Researchers led by Oxford University have developed a strategy for creating jet fuel out of natural greenhouse gas, joining a growing list of firms and aviation organizations aiming to tackle mounting climate change concerns.

Last week, the research team in Britain published a study on a novel scientific process that would transform carbon dioxide in the air into an alternative jet fuel that could power existing aircraft.

Environmentalists have long believed that commercial flying damages the climate with the massive amount of CO2 that passenger jets emit globally; air travel accounts for about 2.5 percent of worldwide carbon dioxide emissions. The problem is rooted in the burning of fossil fuels, a process that essentially takes carbon buried beneath the Earth’s surface and releases it into the atmosphere. The process is thought to contribute to global warming.

Instead of adding to the amount of carbon in the air, the Oxford experiment would result in a “carbon-neutral” emission by aircraft. Essentially, a jet would extract the gas from the air while on the ground and re-emit it via combustion while in flight.

“We need to reuse the carbon dioxide rather than simply burying or trying to replace it in the aviation industry,” said Peter Edwards, a professor of inorganic chemistry at Oxford and a lead researcher on the project. “This is about a new and exciting, climate-conscious, circular aviation economy.”

Typically, jet fuel is derived from crude oil. It is a hydrocarbon, or nonrenewable organic compound consisting solely of hydrogen and carbon atoms. Jet fuel is similar to gasoline in that both come from fossil fuels. However, they go through different refining processes, which results in jet fuel being heavier, with a lower freezing point and more carbon atoms.


When the fuel is burned during travel, the hydrocarbons are released into the atmosphere as carbon dioxide. Oxford researchers investigated to reverse-engineer that process, turning the gas back into a usable liquid via “organic combustion.”

The biofuel industry was blossoming before the pandemic rattled the sector as Americans faced travel restrictions and a spreading respiratory pathogen, the novel coronavirus.

Global biofuel output hit record levels in 2019, and growth was projected to be 3 percent in 2020 before the coronavirus sharply reduced international travel. The sector could begin bouncing back to pre-pandemic levels in 2021, if travel increases and global fuel demand rebounds, the International Energy Agency said in a November report.

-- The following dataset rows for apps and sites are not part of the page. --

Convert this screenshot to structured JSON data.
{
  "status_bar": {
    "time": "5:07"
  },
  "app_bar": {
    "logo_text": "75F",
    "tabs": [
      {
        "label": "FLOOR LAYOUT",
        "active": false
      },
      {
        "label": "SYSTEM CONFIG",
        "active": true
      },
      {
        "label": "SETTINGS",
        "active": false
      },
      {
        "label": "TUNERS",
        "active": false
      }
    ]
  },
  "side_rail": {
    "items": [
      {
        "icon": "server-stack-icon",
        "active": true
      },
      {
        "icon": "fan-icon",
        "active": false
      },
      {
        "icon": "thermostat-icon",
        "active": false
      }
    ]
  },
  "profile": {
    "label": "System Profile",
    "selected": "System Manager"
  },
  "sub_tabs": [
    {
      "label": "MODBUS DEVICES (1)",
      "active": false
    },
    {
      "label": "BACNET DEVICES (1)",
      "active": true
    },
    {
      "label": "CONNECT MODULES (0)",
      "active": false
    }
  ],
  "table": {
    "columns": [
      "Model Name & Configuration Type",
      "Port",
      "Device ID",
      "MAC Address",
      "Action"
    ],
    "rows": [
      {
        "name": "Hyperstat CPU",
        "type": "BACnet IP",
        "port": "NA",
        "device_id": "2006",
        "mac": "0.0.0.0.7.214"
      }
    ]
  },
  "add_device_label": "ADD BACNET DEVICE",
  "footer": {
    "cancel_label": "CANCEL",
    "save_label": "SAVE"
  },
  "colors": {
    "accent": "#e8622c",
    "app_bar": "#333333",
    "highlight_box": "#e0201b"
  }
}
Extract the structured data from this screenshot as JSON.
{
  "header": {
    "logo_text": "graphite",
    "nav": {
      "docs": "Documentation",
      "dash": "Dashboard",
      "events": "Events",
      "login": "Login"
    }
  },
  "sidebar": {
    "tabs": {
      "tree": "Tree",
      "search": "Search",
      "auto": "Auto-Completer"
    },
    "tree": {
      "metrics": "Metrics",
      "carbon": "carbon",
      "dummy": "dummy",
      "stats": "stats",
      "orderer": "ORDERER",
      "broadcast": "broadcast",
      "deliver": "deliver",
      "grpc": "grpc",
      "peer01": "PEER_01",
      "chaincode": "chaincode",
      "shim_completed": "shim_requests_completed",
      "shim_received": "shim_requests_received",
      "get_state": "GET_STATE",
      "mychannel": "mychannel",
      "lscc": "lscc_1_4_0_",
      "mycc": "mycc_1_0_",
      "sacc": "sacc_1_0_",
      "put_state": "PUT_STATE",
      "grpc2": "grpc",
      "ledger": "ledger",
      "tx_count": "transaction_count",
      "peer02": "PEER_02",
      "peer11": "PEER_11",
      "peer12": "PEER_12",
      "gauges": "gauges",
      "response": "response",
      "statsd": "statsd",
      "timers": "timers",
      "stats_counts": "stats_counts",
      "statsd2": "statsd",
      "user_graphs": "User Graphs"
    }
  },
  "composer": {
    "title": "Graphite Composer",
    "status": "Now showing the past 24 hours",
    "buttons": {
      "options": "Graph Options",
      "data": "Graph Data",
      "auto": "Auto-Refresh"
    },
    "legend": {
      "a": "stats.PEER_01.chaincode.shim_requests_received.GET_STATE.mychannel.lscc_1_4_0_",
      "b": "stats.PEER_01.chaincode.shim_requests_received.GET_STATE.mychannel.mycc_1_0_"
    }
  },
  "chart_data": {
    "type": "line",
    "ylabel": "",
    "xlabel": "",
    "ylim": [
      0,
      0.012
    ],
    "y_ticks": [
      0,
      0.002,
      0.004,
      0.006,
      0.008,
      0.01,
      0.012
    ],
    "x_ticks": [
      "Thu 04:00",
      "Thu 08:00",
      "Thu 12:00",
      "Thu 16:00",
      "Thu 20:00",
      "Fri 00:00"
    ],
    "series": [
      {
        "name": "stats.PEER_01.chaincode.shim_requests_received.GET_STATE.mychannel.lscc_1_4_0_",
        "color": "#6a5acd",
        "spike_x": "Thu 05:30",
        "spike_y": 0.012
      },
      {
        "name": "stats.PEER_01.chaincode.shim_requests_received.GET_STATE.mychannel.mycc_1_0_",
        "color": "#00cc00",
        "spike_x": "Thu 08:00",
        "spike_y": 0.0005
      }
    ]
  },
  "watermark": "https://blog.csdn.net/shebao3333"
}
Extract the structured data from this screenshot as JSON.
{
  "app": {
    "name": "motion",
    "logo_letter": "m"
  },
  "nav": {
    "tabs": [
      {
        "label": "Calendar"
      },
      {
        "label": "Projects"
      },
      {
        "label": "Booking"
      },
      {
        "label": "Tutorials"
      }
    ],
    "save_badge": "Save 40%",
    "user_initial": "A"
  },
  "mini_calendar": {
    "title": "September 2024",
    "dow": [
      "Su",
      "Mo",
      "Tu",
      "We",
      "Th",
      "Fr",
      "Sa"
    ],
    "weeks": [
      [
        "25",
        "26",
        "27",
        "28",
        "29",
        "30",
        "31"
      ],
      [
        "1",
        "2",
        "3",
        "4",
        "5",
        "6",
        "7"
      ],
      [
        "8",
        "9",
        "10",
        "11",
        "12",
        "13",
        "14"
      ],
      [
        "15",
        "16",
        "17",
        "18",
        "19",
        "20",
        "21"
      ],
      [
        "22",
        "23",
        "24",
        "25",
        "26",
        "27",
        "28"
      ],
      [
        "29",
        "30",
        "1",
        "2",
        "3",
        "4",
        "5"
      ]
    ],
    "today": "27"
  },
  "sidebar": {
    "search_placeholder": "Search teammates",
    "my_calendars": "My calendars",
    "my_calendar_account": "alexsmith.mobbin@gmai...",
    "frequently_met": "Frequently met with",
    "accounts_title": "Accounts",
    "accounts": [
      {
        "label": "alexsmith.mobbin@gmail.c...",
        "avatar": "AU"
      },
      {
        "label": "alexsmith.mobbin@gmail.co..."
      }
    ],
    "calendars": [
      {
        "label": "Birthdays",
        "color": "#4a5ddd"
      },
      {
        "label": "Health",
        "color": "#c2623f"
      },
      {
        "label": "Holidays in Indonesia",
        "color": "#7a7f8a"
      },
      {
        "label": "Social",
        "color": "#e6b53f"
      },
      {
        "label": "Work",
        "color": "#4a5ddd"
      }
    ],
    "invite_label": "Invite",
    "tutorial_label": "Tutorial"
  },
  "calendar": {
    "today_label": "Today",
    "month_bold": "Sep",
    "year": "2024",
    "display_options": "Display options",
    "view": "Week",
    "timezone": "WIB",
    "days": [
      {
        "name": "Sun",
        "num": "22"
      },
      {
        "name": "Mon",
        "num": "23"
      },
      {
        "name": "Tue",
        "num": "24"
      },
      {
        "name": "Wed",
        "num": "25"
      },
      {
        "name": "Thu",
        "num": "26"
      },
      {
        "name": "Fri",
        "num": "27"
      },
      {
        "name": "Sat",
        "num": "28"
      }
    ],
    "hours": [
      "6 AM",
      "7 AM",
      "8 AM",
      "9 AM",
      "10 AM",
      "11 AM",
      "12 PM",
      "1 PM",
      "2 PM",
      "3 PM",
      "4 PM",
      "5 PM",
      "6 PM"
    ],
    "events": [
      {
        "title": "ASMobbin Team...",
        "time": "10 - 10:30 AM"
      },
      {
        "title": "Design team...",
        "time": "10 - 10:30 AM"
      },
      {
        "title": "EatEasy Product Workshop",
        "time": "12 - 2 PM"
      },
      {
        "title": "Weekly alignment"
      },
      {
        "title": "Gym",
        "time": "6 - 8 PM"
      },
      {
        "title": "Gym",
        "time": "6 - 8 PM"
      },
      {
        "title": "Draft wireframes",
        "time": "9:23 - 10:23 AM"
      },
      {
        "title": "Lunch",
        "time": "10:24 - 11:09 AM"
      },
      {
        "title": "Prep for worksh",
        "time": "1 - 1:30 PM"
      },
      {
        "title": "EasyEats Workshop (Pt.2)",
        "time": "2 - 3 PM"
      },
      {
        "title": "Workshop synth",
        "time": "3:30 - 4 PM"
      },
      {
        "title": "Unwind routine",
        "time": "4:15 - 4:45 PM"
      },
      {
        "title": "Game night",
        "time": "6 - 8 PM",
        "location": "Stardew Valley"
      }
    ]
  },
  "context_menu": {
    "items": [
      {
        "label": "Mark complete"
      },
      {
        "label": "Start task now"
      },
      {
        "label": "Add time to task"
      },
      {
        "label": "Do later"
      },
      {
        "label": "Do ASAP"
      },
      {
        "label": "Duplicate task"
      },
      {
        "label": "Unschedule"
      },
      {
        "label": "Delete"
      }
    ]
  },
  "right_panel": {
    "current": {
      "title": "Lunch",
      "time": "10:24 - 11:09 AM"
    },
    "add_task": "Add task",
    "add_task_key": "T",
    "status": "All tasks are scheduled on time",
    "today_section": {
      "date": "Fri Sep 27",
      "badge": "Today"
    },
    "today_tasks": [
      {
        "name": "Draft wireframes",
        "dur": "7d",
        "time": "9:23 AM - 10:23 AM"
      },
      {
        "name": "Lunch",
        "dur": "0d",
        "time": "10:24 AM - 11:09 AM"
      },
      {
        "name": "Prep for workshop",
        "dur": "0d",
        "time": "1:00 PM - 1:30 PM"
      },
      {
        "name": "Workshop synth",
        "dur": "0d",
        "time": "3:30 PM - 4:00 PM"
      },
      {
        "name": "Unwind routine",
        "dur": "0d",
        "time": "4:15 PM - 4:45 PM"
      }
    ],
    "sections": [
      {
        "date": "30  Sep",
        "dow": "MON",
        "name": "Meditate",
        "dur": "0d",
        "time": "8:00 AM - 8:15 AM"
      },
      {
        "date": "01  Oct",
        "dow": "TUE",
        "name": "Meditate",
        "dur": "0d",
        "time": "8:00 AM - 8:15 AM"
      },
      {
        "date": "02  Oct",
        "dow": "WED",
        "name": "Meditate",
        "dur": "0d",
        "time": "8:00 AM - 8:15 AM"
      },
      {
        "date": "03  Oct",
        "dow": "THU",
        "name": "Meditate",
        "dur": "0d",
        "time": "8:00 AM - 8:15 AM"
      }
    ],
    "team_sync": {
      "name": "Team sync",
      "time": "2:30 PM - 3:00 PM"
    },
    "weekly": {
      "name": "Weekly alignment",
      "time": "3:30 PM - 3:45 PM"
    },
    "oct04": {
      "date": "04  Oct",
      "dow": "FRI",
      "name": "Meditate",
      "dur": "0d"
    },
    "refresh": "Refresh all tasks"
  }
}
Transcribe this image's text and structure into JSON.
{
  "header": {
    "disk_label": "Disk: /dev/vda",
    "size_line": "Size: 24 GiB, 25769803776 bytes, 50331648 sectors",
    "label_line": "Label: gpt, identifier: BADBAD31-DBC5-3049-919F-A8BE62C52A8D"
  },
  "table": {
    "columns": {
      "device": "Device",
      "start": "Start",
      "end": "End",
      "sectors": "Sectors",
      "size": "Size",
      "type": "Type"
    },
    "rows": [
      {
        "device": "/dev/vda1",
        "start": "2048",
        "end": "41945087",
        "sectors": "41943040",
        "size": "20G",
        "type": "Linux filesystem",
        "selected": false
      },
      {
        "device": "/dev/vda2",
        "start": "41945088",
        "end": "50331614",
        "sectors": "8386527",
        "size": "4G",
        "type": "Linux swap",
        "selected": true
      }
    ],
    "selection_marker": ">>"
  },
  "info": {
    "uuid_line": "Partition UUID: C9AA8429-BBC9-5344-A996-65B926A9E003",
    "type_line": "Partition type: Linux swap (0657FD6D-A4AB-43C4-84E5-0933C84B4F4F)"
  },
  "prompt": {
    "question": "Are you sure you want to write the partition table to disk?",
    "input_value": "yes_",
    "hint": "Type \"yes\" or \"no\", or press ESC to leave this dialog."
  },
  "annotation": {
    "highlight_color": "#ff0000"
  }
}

However, if oil prices remain low, the biofuel sector could undergo a production pullback and face a negative longer-term outlook.

The two most common types of biofuels on the market are ethanol and biodiesel produced from a wide variety of vegetable oils and animal fats.

In the lab, Oxford researchers used oxides of iron, manganese and potassium as a catalyst, and added citric acid. They then introduced carbon dioxide from a canister. Heating this mixture to 300-degrees in flowing hydrogen created a liquid that they believe would act like jet fuel if produced at scale.

From here, the vision is to figure out how much CO2, hydrogen and catalyst would be required for a long flight. Then, the goal is to produce that amount, Edwards said. If successful, the development could join a long list of other aviation fuel alternatives meant to directly replace conventional jet fuel.


There has been some push by the airline industry to implement environmentally sustainable practices for years. In 2016, United Airlines kicked off an initiative to use biofuel to power flights between Los Angeles and San Francisco. On Dec. 10, it pledged to reduce all its greenhouse gas emissions by 2050, echoing broader industry targets.

Oxford researchers claim their novel technique for creating jet fuel would be cheaper than other biofuel methods that undergo a long process and rely on cobalt.

Aviation fuel experts outside of the experiment champion the idea but wonder whether it will be feasible at scale since it’s more complicated to extract carbon dioxide from the air than from a canister.

“Getting carbon dioxide directly from the air is a very difficult process because it’s so dilute. There’s so little carbon dioxide in the air, it’s only 400 parts per million or .04 percent,” said Terry Mazanec, a natural-gas chemist who is the chief operating officer at the bioenergy firm Lee Enterprises Consulting.

“While this is an interesting new development, the overall process isn’t something that’s going to be easily picked up and commercialized.”

The Oxford team wants within three years to complete a transatlantic trip based on its artificial fuel.